Shapiro, who joined the Blue Jays in 2015 after 24 seasons with the Indians, played a lead role in establishing a block “C” as Cleveland’s logo. It replaced the cartoonish image of a big-toothed First Nations man with a scarlet face and single feather in his headdress.

Shapiro touched on the logo issue during an afternoon media availability.

“It doesn’t mean that much because I’m focused on the Blue Jays,” he said. “I guess there’s like a small part of me that kind of says, ‘Good.

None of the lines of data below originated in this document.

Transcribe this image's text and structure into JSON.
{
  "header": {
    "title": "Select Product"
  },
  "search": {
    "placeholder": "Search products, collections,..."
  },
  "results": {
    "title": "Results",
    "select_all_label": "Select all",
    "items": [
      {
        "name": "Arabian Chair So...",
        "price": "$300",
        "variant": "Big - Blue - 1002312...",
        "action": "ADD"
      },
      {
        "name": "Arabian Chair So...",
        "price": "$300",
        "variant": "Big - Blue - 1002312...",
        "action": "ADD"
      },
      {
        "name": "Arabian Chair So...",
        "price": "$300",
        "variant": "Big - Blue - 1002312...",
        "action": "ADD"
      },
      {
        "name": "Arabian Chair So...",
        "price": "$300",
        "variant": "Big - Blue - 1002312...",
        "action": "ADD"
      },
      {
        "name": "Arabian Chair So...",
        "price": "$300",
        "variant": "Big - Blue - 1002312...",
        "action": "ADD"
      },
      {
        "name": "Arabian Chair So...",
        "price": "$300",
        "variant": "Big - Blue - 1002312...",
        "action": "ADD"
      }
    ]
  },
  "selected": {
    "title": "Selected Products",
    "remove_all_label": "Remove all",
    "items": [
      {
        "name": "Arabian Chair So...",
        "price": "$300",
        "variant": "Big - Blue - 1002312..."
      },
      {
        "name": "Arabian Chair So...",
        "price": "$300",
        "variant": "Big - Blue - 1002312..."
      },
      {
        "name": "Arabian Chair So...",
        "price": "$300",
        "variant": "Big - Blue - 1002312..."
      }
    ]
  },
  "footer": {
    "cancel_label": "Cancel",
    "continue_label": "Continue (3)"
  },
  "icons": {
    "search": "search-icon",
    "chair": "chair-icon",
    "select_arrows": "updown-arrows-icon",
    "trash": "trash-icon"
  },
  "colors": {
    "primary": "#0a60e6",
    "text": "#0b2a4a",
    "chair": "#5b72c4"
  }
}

It’s about time.’”

MLB said the decision to scrap the logo came from the league’s commitment to “building a culture of diversity and inclusion throughout the game.”

Longtime Blue Jays radio announcer Jerry Howarth, who retired in the off-season, made a point of not saying Cleveland’s nickname after a First Nations fan wrote to him explaining how hurtful the name and logo were to Indigenous people.

The Indians-Blue Jays series continues through Sunday.

The Canadian Press

Like us on Facebook and follow us on Twitter

Just Posted

Ponoka cowboy Vernon (Bud) Butterfield passes away

The Ponoka Stampede Association announced his passing Friday

Ponoka’s ag event centre busy with show jumping event

Equine show jumpers came to the Calnash Ag Event Centre for a show jumping event

Environment Minister clarifies misconceptions in Bighorn proposal

Minister Shannon Phillips speaks to concerns around the Bighorn Country

Three Ponoka men and one youth charged in assault case

Police obtained a search warrant and located drugs and sawed-off shot gun

Snowfall adds some delay to morning commute

The QE2 and area road conditions in central Alberta were partly snow covered

VIDEO: U.S. Congress to probe whether Trump told lawyer Cohen to lie

At issue is a BuzzFeed News report that about negotiations over a Moscow real estate project

Women’s March returns across the U.S. amid shutdown and controversy

The original march in 2017, the day after President Donald Trump’s inauguration, drew hundreds of thousands of people

Rare ‘super blood wolf moon’ takes to the skies this Sunday

Celestial event happens only three times this century

Ponoka RCMP are looking for a missing man

Police say he may be in Drayton Valley and they are worried for his wellbeing

Dog dies saving B.C. family from burning home

Homeowners safe but one pet missing, another confirmed dead following fire

Fashion Fridays: Inspirational gym outfits

Kim XO, helps to keep you looking good on Fashion Fridays on the Black Press Media Network

Company issues lifetime ban after man jumps from cruise ship

Nick Naydev posted the video last week showing him standing on the balcony of the Symphony of the Seas

Unruly passenger forces B.C.-bound flight to divert to Calgary

Police say charges are pending against a woman in her 40s

Most Read